The ordinary cruelty of children
Today is gray but warm, a last, soft kiss before the slap of another Midwest winter. It was my turn to drive the kids to school this morning, and two of them are still in elementary. It starts 25 minutes later than middle school, so I parked at the curb with the two boys, waiting until the playground filled up a bit before letting them out.
The fifth graders like to arrive early, the girls standing against the building wall in tight packs, the boys waiting in a loose group until someone shows up with a football, signaling the start of a quick match on the pavement. While my nephews played with the dog in the back seat, I observed the world inside the fence.

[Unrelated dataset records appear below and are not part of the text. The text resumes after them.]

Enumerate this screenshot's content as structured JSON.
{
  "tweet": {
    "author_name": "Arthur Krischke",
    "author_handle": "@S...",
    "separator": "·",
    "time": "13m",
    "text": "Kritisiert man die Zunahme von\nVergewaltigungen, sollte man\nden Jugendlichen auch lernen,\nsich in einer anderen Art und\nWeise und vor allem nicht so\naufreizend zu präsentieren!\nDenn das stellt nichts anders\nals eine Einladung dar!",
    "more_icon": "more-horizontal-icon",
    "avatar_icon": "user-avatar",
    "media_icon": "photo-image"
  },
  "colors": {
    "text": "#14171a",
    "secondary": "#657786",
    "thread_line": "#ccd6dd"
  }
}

The older boys were milling in a loose hive formation, pushing each other and kicking their backpacks around. An athletic-looking kid finally showed up with the ball and immediately another kid, sporting a sweet pair of neoprene gloves, broke from the pack and ran to the center of the playground. Close behind him was an average-looking kid in a floppy zipper hoodie. Athlete threw the ball to Neoprene in a tight spiral, right over Average’s head. Perfect catch. Athlete and Neoprene proceeded to play, acknowledging Average’s presence only by stepping around him. Average gave up after the fourth toss, melting back into the pack to watch the pros in action, guarding his pride by kicking another kid’s backpack hard as he departed center field.
Along the wall I recognized a skinny, shy girl. She was in my son’s class last year, only now he’s in middle school and she’s, I guess, not. She stood so near a group of curly haired girls in short parkas with iPods that I thought at first they were together. Skinny took one of those rubber hands on a stretchy cord out of her coat pocket and began to sling it at the bricks, where it didn’t stick at all. The Curlies moved away a little; Skinny dipped her chin and formed a secret smile across her taut face. She knew her trick hadn’t worked, hadn’t drawn the wondering attention for which she’d hoped. She slipped the hand back into her pocket and pretended to look for something in her pink-and-purple book bag.
As I unlocked my door to get in, I saw them both. A full-on game had broken out and Average was throwing a shaky pass with Athlete’s ball. Skinny was headed across the playground toward a friend, followed by a hyper little girl who was apparently even more poisonous than she. Hyper gave up when Skinny reached her friend, wandering back toward the school door to wait for the bell to ring.
Kids are so tough.
To see more of Khalif Kelly’s amazing work, visit his page on ArtNet.